Ain’t That the Tooth!

“Ain’t that the Tooth” is a podcast by the South Florida District Dental Association (SFDDA) that takes you into the lives of its members and their perspective on all kinds of topics in and out of dentistry.

Last summer, the SFDDA board met to discuss plans for the upcoming year. After much discussion, plans to increase its social media and digital presence were agreed upon. Additionally, an ambitious project was proposed: a podcast.

The SFDDA created a podcast that would air every other week to all dentists and available through most, if not all, podcast-streaming apps.

After setting up a studio at the SFDDA office in Coral Gables and recording a few sessions, “Ain’t That the Tooth,” launched on Feb. 3, 2021, and hit 100 downloads within the first two weeks! The reviews have been positive and encouraging.

The podcasts have covered such topics as finding the right associate, student issues and membership. There also will be future episodes that will talk about work-life balance, practicing with your mother or father, and even more personal topics. If you have an idea for a conversation topic and would like to be on the podcast, contact the SFDDA at southfloridadistrict@gmail.com.

“Ain’t That the Tooth” can be found on all major platforms, such as Apple Podcasts, Spotify, Google Podcasts, Amazon Music, Stitcher, iHeartRadio and Pandora.


Excerpt taken from the SFDDA Winter Newsletter.

Hurricane Practice Prep

We’ve all seen the dramatic effect hurricanes can have, both the initial wind and rain and the floods and devastation that follow. There are steps you can take to stay safe and reduce damage to your property in the event of a storm.

BEFORE A HURRICANE

  • Install storm shutters.
  • Remove yard debris, such as dead tree limbs, that could become flying missiles.
  • Make sure your practice communication plan is in place and ready to be put into effect.
  • Make sure you and/or employees know how to shut off utilities, including water main.
  • Look through your emergency kit to ensure it is fully stocked and up to date with necessities for preparing your practice.
  • Back up computer records and store them at least 50 miles off-site.
  • Gather important papers to take with you if you must evacuate, including inventory lists and insurance information.

DURING A HURRICANE

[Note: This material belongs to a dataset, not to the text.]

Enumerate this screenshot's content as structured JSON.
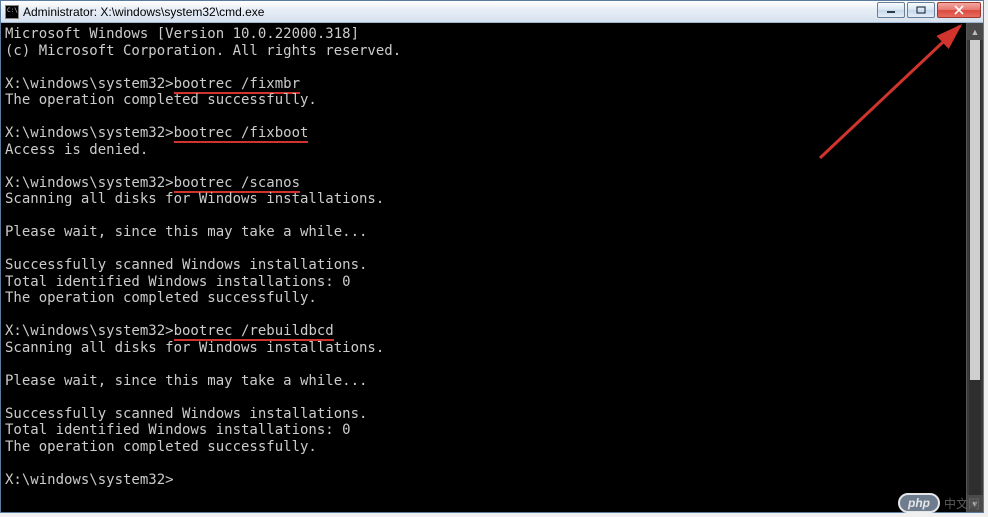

  • Know your community’s evacuation plan and, if asked to evacuate, do so immediately.
  • Stay inside and away from windows, skylights and glass doors. Avoid elevators.
  • Avoid washed out and wet roads that can hide downed electrical lines or underlying currents that can carry your vehicle away.

AFTER A HURRICANE

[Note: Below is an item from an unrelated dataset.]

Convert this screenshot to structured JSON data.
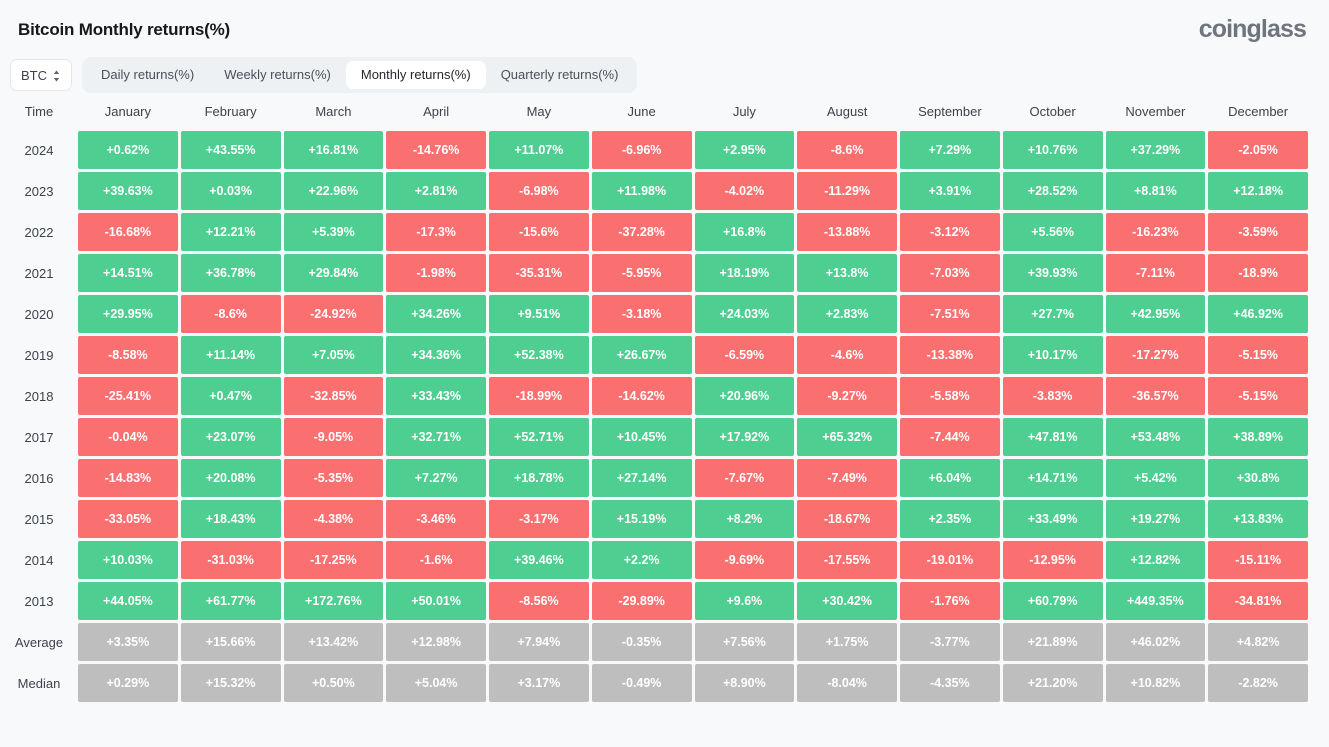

  • Water is a major cause of damage after hurricanes. The longer your house is exposed to water, the more damage you’ll see to your roof, ceiling, walls and floors, as well as any personal belongings inside. After the storm has passed, it’s important to dry out anything water damaged.
  • Open windows and doors to allow air to circulate and speed up the drying process.
  • Clean up any broken glass and remove debris.
  • Board up broken windows and doors.
  • Cover roof damage with tarps or plywood.
  • Save receipts for any temporary repair expenses.
  • Move any wet items to a dry place.
  • If possible, place any damaged items in a safe, secure area where they can be inspected later.


Content provided by Safeco Insurance.

This article was originally published in FDA Services’ Hurricane Guide, “Storm Proof.” Be prepared for the 2021 hurricane season with articles about how to prepare, loss and damage, and making a claim. Visit fdaservices.com for more information.